◆ Items from an interface collection:
Segment Open

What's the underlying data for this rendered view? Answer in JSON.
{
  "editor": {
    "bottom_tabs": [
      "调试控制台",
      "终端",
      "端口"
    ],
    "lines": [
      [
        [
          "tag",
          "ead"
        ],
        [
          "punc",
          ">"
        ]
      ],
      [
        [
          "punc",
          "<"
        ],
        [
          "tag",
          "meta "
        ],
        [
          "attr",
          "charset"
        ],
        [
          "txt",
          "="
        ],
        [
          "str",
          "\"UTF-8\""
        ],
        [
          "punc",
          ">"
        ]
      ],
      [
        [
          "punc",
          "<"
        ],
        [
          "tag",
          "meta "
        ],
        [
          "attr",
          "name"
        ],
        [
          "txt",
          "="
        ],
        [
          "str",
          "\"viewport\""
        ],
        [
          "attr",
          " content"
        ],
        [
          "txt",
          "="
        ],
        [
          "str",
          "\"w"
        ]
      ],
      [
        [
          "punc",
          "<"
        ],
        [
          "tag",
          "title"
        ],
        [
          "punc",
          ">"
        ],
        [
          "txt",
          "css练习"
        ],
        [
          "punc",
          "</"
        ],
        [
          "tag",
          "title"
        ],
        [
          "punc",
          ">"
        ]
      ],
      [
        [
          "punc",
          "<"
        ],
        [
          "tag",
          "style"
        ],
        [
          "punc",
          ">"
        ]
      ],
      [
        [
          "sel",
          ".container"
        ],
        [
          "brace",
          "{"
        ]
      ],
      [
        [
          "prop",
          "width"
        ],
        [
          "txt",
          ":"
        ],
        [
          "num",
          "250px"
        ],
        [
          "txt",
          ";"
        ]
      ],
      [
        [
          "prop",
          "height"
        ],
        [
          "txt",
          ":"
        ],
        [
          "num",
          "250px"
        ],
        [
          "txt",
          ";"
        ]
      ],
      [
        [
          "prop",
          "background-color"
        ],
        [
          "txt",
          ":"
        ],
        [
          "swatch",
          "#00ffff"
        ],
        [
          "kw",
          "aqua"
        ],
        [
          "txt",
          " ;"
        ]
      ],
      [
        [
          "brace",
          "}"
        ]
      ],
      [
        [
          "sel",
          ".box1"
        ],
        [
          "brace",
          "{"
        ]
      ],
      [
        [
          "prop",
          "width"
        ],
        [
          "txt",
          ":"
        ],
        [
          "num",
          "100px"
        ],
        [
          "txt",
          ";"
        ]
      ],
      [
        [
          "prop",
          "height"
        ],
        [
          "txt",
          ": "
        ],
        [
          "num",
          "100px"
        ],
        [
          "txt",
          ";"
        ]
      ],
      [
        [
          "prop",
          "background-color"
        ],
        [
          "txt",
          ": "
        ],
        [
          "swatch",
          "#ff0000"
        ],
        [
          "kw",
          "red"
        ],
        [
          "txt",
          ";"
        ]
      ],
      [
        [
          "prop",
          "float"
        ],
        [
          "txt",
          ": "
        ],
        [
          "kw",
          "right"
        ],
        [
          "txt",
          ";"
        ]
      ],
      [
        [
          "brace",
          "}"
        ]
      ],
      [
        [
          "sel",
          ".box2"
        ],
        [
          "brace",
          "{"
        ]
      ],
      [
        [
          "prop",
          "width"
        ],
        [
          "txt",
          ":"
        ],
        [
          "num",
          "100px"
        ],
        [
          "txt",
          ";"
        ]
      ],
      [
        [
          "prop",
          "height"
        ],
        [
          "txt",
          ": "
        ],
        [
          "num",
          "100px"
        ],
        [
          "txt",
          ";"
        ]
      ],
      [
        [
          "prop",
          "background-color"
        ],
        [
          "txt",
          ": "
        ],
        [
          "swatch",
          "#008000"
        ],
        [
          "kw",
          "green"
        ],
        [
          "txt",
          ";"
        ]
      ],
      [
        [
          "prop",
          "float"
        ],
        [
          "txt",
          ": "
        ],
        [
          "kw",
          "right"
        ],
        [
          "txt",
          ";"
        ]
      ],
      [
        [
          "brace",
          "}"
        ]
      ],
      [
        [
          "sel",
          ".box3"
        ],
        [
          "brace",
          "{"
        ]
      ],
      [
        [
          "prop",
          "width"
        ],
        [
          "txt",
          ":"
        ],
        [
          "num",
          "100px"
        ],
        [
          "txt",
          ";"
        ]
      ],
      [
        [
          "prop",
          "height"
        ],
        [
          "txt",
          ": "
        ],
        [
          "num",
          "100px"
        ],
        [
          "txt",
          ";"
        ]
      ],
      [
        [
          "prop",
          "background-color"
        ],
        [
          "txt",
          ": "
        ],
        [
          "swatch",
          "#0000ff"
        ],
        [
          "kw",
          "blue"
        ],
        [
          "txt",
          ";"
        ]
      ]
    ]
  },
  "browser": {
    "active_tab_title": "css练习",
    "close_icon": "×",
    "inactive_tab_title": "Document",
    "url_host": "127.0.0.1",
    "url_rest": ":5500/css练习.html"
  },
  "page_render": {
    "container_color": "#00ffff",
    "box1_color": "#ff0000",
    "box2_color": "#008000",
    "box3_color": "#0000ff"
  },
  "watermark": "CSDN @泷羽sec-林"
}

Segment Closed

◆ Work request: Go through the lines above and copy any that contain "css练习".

◆ Response area:
          "css练习"
    "active_tab_title": "css练习",
    "url_rest": ":5500/css练习.html"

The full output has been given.